(MATERIAL FOR THIS EXERCISE begins)

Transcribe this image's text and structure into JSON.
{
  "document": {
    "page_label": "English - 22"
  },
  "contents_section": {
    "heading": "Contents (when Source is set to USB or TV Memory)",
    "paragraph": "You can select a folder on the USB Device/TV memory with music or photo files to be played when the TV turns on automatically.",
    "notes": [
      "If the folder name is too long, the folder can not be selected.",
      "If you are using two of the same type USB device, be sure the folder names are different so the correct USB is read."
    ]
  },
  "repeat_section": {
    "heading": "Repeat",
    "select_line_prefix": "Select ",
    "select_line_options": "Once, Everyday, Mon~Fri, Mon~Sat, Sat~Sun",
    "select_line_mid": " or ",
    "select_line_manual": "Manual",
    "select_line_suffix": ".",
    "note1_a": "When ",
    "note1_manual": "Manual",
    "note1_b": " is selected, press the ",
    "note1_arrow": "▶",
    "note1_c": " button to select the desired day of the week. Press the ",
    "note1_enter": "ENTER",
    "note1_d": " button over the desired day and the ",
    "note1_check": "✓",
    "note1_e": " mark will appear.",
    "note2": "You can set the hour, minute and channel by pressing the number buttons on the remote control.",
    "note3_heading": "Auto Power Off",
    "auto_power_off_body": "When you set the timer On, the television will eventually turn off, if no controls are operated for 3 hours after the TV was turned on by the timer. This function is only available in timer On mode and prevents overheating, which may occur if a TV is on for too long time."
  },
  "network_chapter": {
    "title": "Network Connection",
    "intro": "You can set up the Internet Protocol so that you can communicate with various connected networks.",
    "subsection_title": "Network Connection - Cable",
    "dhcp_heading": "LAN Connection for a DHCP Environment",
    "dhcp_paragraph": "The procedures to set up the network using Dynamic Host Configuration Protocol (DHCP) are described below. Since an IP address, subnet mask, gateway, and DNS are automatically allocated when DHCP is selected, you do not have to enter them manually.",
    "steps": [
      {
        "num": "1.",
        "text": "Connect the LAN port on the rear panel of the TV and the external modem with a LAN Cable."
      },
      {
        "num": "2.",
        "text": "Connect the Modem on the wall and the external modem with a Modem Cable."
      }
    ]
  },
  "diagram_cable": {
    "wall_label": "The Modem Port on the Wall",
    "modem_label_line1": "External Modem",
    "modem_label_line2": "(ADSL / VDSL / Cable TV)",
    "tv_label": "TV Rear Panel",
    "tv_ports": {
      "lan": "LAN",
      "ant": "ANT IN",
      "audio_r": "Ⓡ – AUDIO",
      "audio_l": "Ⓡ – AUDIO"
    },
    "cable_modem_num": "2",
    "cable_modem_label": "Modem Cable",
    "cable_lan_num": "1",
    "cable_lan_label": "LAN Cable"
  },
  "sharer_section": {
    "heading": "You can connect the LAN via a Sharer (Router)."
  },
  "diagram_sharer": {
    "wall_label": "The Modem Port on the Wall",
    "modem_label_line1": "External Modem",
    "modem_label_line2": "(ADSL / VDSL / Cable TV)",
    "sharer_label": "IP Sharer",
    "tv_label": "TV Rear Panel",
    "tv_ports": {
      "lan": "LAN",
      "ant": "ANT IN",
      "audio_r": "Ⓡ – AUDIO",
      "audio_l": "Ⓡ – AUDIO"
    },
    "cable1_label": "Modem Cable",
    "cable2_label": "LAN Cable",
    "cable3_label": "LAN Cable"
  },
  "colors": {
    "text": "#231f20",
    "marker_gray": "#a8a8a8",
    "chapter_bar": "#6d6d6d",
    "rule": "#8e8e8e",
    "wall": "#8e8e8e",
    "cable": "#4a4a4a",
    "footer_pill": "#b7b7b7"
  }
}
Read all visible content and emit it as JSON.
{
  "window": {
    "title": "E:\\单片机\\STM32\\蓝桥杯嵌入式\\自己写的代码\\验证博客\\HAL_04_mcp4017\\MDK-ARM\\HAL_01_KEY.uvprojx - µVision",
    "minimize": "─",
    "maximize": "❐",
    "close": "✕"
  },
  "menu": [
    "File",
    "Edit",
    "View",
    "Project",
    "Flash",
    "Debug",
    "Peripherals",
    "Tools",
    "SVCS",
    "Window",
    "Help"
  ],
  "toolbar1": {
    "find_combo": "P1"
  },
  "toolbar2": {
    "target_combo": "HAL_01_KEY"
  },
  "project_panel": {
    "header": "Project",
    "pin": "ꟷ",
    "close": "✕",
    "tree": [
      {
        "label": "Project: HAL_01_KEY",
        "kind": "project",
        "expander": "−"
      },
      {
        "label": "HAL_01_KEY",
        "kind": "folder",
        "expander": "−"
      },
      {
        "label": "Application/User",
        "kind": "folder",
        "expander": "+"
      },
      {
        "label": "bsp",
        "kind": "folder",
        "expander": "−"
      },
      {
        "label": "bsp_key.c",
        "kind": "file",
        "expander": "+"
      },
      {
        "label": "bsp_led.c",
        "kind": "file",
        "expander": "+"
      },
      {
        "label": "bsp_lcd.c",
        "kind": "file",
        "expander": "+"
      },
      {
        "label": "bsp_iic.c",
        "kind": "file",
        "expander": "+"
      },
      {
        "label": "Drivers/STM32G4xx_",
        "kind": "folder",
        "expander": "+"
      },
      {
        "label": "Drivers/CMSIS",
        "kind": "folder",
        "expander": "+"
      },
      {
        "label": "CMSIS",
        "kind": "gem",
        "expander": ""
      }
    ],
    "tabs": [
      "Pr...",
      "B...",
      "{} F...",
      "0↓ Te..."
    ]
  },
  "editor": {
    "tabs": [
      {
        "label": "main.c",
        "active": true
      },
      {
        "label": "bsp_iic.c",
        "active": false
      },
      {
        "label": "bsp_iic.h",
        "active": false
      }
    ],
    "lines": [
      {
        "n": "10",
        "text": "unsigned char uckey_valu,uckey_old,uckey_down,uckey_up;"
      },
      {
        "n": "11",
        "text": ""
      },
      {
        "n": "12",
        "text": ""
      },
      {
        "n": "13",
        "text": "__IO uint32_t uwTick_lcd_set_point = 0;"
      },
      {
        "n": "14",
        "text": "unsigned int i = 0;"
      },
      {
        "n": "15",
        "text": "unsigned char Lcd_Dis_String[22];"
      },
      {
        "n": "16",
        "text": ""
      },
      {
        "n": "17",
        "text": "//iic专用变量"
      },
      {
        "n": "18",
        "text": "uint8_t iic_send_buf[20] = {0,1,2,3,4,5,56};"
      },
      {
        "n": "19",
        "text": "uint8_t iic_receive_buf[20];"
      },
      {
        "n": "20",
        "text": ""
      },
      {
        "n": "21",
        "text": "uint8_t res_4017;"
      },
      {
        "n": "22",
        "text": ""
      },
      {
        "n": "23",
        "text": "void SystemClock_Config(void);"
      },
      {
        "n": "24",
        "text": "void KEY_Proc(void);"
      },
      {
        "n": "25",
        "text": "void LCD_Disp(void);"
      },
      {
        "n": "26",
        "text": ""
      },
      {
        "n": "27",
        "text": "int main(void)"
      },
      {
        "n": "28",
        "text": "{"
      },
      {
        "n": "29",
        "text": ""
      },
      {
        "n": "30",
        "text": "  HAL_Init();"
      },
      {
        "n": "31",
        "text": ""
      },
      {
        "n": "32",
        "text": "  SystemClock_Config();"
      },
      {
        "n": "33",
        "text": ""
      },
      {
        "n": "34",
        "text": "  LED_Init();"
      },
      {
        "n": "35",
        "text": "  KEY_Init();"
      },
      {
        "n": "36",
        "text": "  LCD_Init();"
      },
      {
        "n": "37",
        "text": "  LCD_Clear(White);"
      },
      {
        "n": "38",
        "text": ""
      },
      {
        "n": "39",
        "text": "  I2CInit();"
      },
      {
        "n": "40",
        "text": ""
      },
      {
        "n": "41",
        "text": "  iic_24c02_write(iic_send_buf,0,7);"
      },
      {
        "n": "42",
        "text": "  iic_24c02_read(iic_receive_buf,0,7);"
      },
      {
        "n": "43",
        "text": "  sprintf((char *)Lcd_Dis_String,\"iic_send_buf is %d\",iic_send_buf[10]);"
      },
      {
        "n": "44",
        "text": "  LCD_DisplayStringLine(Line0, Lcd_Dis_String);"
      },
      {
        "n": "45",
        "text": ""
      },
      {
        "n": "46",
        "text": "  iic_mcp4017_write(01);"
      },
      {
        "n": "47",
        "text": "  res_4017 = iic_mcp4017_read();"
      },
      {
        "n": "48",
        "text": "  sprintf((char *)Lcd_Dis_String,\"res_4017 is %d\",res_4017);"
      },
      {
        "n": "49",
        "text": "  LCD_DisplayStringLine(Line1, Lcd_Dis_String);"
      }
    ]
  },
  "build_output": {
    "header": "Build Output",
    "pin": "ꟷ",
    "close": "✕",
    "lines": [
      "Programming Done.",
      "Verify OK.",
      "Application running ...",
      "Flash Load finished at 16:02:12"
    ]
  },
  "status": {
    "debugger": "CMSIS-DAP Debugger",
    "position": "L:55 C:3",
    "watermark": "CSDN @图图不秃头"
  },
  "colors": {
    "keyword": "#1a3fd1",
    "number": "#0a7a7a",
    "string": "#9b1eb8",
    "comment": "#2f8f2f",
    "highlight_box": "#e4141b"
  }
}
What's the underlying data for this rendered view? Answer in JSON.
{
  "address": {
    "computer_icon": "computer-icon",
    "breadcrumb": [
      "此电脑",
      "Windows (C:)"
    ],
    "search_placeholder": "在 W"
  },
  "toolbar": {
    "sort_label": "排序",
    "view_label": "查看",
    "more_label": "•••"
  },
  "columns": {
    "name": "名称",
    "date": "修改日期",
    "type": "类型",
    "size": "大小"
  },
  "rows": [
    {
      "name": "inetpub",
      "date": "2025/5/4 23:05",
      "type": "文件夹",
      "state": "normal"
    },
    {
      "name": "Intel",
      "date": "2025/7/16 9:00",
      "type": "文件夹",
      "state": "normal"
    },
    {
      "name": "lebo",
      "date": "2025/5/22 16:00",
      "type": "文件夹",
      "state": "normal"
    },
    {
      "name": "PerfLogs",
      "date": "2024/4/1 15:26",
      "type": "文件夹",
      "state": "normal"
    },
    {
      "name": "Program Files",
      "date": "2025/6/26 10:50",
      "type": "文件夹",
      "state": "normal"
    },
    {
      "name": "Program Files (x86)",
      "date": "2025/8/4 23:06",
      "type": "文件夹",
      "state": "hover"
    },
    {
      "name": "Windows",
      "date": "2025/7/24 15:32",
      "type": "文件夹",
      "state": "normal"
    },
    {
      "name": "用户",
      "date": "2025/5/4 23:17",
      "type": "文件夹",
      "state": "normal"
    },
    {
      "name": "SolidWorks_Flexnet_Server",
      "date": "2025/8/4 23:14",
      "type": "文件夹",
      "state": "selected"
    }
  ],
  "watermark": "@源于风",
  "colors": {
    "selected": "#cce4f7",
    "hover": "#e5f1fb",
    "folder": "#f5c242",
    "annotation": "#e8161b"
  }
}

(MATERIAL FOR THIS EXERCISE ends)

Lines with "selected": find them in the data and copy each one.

- **RESPONSE BELOW**:
      "If the folder name is too long, the folder can not be selected.",
    "note1_b": " is selected, press the ",
    "dhcp_paragraph": "The procedures to set up the network using Dynamic Host Configuration Protocol (DHCP) are described below. Since an IP address, subnet mask, gateway, and DNS are automatically allocated when DHCP is selected, you do not have to enter them manually.",
      "state": "selected"
    "selected": "#cce4f7",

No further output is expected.